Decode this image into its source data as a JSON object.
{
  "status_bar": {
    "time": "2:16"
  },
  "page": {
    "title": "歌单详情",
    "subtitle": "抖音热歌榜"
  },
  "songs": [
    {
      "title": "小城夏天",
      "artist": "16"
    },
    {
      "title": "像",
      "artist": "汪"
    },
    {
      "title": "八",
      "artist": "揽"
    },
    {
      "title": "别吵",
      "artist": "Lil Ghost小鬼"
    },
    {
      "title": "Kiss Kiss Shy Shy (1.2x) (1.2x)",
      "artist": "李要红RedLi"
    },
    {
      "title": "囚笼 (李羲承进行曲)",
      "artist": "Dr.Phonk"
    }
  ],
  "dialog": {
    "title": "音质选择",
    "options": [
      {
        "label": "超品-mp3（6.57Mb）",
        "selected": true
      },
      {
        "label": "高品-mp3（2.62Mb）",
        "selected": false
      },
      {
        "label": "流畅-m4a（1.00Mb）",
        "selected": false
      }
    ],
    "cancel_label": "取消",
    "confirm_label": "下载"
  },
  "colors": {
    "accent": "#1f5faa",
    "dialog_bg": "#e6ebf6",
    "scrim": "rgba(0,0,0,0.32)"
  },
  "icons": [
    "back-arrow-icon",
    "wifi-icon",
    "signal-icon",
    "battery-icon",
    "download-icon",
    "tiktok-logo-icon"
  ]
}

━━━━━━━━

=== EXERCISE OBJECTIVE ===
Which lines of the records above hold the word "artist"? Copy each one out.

=== YOUR SOLUTION ===
      "artist": "16"
      "artist": "汪"
      "artist": "揽"
      "artist": "Lil Ghost小鬼"
      "artist": "李要红RedLi"
      "artist": "Dr.Phonk"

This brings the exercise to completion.